### Task
Would you print all of the entries exactly, please, but without their pictures?

[Stored data entries]
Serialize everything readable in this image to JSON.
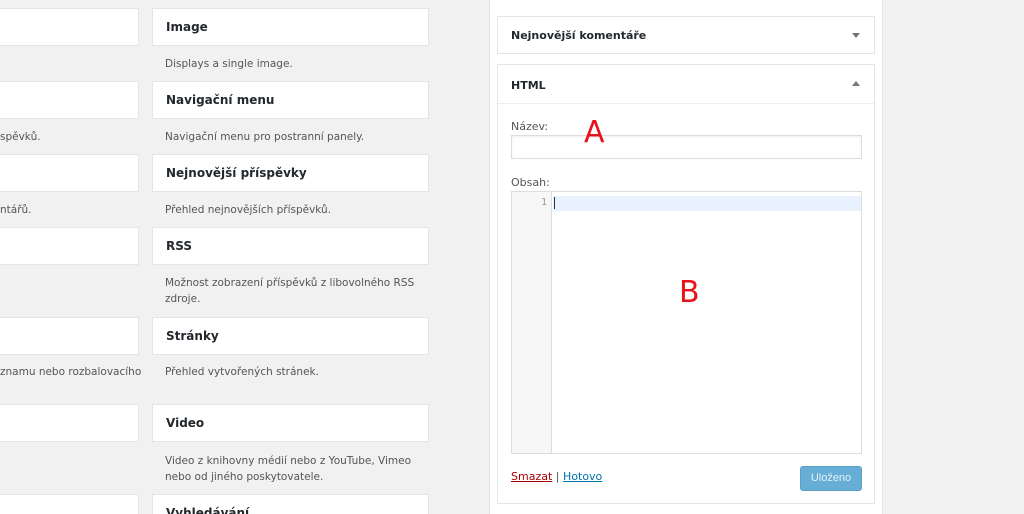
{
  "left_fragments": [
    "spěvků.",
    "ntářů.",
    "znamu nebo rozbalovacího"
  ],
  "widgets": [
    {
      "name": "Image",
      "description": "Displays a single image."
    },
    {
      "name": "Navigační menu",
      "description": "Navigační menu pro postranní panely."
    },
    {
      "name": "Nejnovější příspěvky",
      "description": "Přehled nejnovějších příspěvků."
    },
    {
      "name": "RSS",
      "description": "Možnost zobrazení příspěvků z libovolného RSS zdroje."
    },
    {
      "name": "Stránky",
      "description": "Přehled vytvořených stránek."
    },
    {
      "name": "Video",
      "description": "Video z knihovny médií nebo z YouTube, Vimeo nebo od jiného poskytovatele."
    },
    {
      "name": "Vyhledávání",
      "description": ""
    }
  ],
  "sidebar": {
    "collapsed_widget": {
      "title": "Nejnovější komentáře",
      "icon": "arrow-down-icon"
    },
    "open_widget": {
      "title": "HTML",
      "icon": "arrow-up-icon",
      "title_label": "Název:",
      "title_value": "",
      "content_label": "Obsah:",
      "line_number": "1",
      "delete_label": "Smazat",
      "separator": "|",
      "done_label": "Hotovo",
      "save_label": "Uloženo"
    }
  },
  "annotations": {
    "a": "A",
    "b": "B"
  },
  "colors": {
    "annotation": "#e8121a",
    "link": "#0073aa",
    "delete": "#a00000",
    "save_button": "#66aed5"
  }
}
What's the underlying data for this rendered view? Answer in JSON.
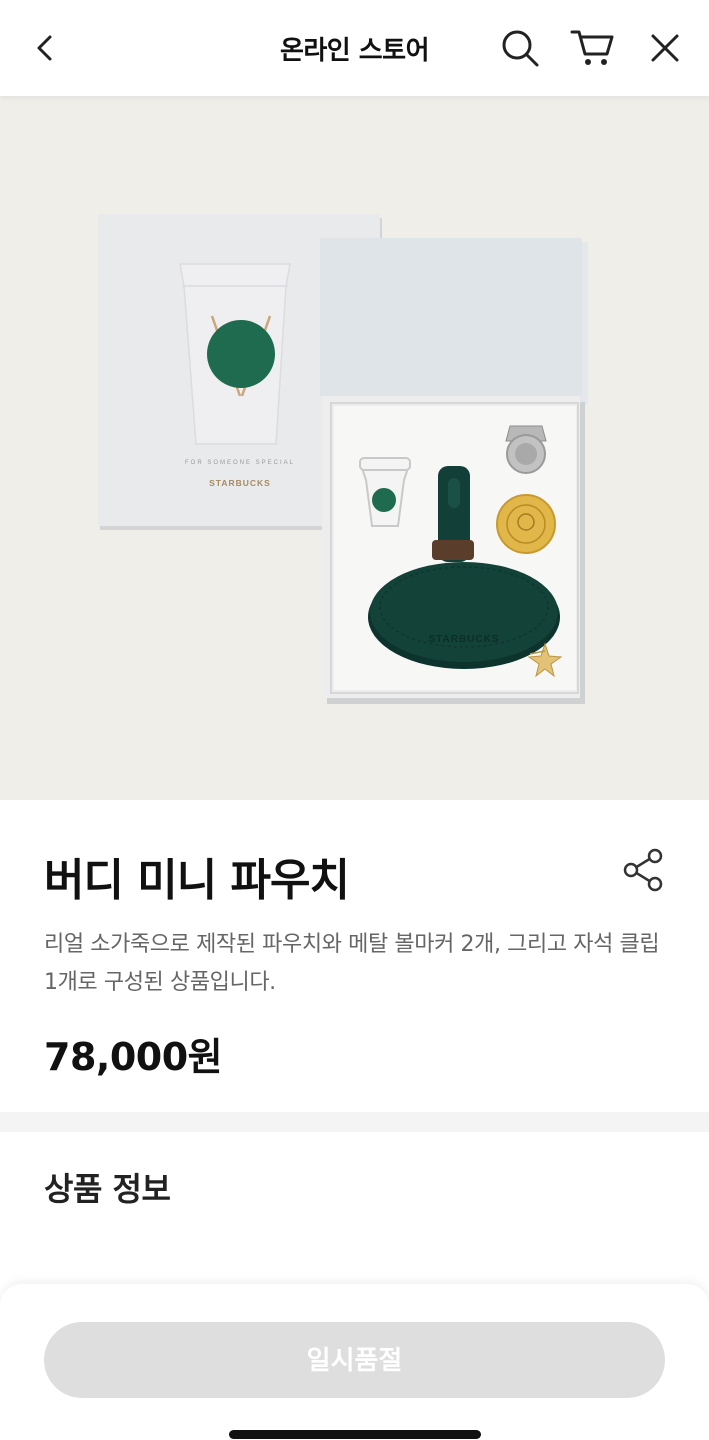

### Task answer
Serialize everything readable in this image to JSON.
{
  "left_fragments": [
    "spěvků.",
    "ntářů.",
    "znamu nebo rozbalovacího"
  ],
  "widgets": [
    {
      "name": "Image",
      "description": "Displays a single image."
    },
    {
      "name": "Navigační menu",
      "description": "Navigační menu pro postranní panely."
    },
    {
      "name": "Nejnovější příspěvky",
      "description": "Přehled nejnovějších příspěvků."
    },
    {
      "name": "RSS",
      "description": "Možnost zobrazení příspěvků z libovolného RSS zdroje."
    },
    {
      "name": "Stránky",
      "description": "Přehled vytvořených stránek."
    },
    {
      "name": "Video",
      "description": "Video z knihovny médií nebo z YouTube, Vimeo nebo od jiného poskytovatele."
    },
    {
      "name": "Vyhledávání",
      "description": ""
    }
  ],
  "sidebar": {
    "collapsed_widget": {
      "title": "Nejnovější komentáře",
      "icon": "arrow-down-icon"
    },
    "open_widget": {
      "title": "HTML",
      "icon": "arrow-up-icon",
      "title_label": "Název:",
      "title_value": "",
      "content_label": "Obsah:",
      "line_number": "1",
      "delete_label": "Smazat",
      "separator": "|",
      "done_label": "Hotovo",
      "save_label": "Uloženo"
    }
  },
  "annotations": {
    "a": "A",
    "b": "B"
  },
  "colors": {
    "annotation": "#e8121a",
    "link": "#0073aa",
    "delete": "#a00000",
    "save_button": "#66aed5"
  }
}
What's the underlying data for this rendered view? Answer in JSON.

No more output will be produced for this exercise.